At Sylvester Road Capital, SFU Beedie MBA alumnus Anil Patel manages a fund that invests in digital cryptocurrencies. His experience is definitively international; he has worked, lived and studied in five countries.

Watch as Anil takes us through the major change cryptocurrency has undergone and shares what he sees for its future: from eliminating fraud to changing the lives of the billion people who don’t currently have access to banking.

Anil Patel

General Manager at Sylvester Road

Full-Time MBA


Can you tell us what we mean when we talk about cryptocurrencies?

Cryptocurrencies are digital assets that aren't issued by any central bank or government. So digital assets are built on top of blockchain technology and blockchain technology is basically the combination of double-entry bookkeeping and cryptography. Pretty exciting stuff! Basically, we now have mediums of exchange that don't rely on any other third party. If I want to conduct a transaction with you there's no need to involve a third person anymore, and that gives us a lot of freedom.

Bitcoin is probably the most well-known digital currency and it first came about in 2009 after the global financial crisis. And really it just offers us a more transparent way of conducting transactions of value.

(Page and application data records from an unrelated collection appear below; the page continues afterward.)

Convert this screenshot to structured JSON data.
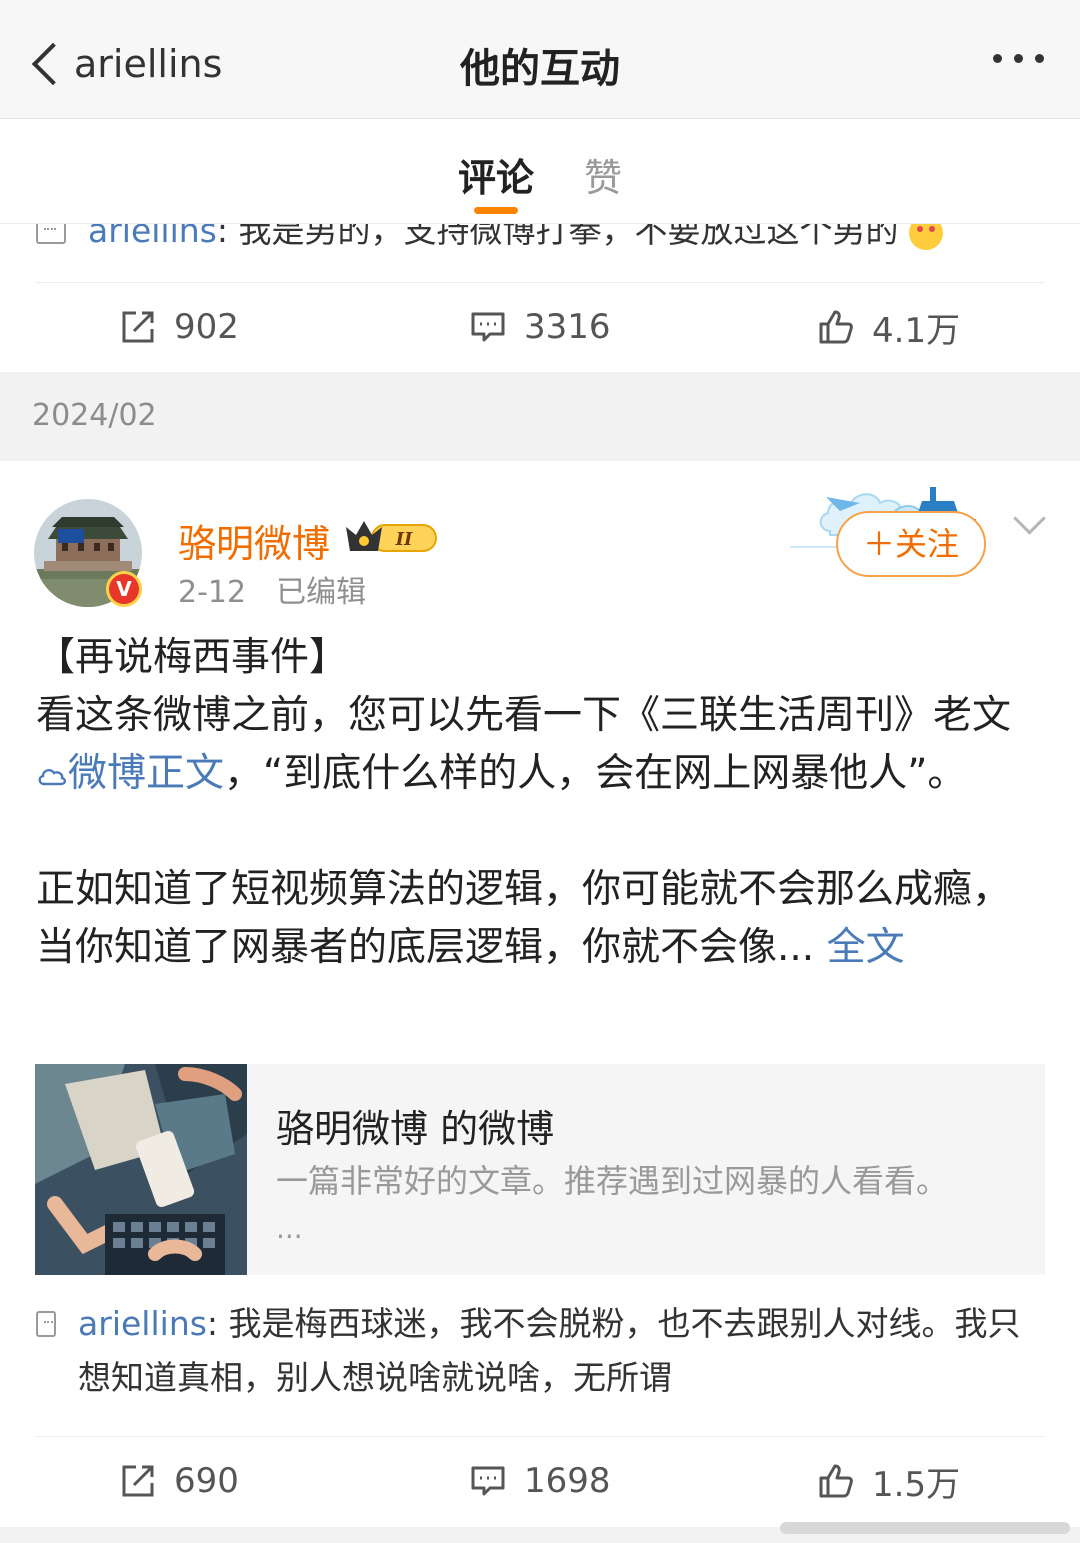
{
  "nav": {
    "back_label": "ariellins",
    "title": "他的互动"
  },
  "tabs": [
    {
      "label": "评论",
      "active": true
    },
    {
      "label": "赞",
      "active": false
    }
  ],
  "accent_color": "#ff8200",
  "prev_item": {
    "comment_user": "ariellins",
    "comment_text": ": 我是男的，支持微博打拳，不要放过这个男的",
    "shares": "902",
    "comments": "3316",
    "likes": "4.1万"
  },
  "date_separator": "2024/02",
  "post": {
    "author": "骆明微博",
    "verified_badge": "V",
    "level_badge": "II",
    "date": "2-12",
    "edited": "已编辑",
    "follow_label": "＋关注",
    "text_line1": "【再说梅西事件】",
    "text_seg1": "看这条微博之前，您可以先看一下《三联生活周刊》老文",
    "link_text": "微博正文",
    "text_seg2": "，“到底什么样的人，会在网上网暴他人”。",
    "text_para2": "正如知道了短视频算法的逻辑，你可能就不会那么成瘾，当你知道了网暴者的底层逻辑，你就不会像...",
    "full_text_label": "全文",
    "embed": {
      "title": "骆明微博 的微博",
      "desc": "一篇非常好的文章。推荐遇到过网暴的人看看。",
      "ellipsis": "..."
    },
    "comment_user": "ariellins",
    "comment_text": ": 我是梅西球迷，我不会脱粉，也不去跟别人对线。我只想知道真相，别人想说啥就说啥，无所谓",
    "shares": "690",
    "comments": "1698",
    "likes": "1.5万"
  }
}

Bitcoin first came about in 2009 and we are almost 10 years later and there are now thousands of different digital currencies.

How are Bitcoins created?

New Bitcoins are created through the process of “mining”. Miners are computers on the Bitcoin network helping to verify Bitcoin transactions that take place on the network. For this work they are rewarded with a small amount of Bitcoin. This is the only way new Bitcoins can be created.

What can you use cryptocurrencies for?

Bitcoin has a range of different things you can do with it. You can take a fiat-issued currency (traditional government-issued cash), go to an ATM and purchase Bitcoin and have it sent straight to your mobile digital wallet. You can then use that Bitcoin to exchange for goods and services or other digital currencies, or you can loan out your Bitcoin.

A digital wallet is similar to the mobile banking app you might have on your phone, except in this case no third party controls it. If you own Bitcoin you very much own Bitcoin. It's not the same as if you have money in a bank account, where the bank still technically owns that money and you just have a claim to an account at that bank. So with Bitcoin you are your own bank.

Every day more and more businesses and services are signing on to accept Bitcoin as a method of payment; in fact, it's now a legal currency in Switzerland, where citizens are able to pay their taxes in Bitcoin. So the movement's definitely starting to build momentum.

What are some of the concerns around using this technology?

A common misconception with Bitcoin specifically is that it's completely anonymous and that can be used for all kinds of illegal activity, such as financial crimes and money laundering. But in reality, the blockchain is visible to everyone—we all have the ability to see all transactions taking place on the blockchain at any time, regardless of the user. This system is worlds more transparent than traditional state-run monetary systems. And there are a number of services popping up in the areas of compliance and audit that are actually able to solve a huge number of problems that we have in our current financial system. Since 2008 the world's big banks have paid over $300 billion in fines for a whole range of infractions from money laundering to financing terrorism. Cryptocurrency can solve a lot of these problems and bring a whole new lens of transparency.

Meet The Innovators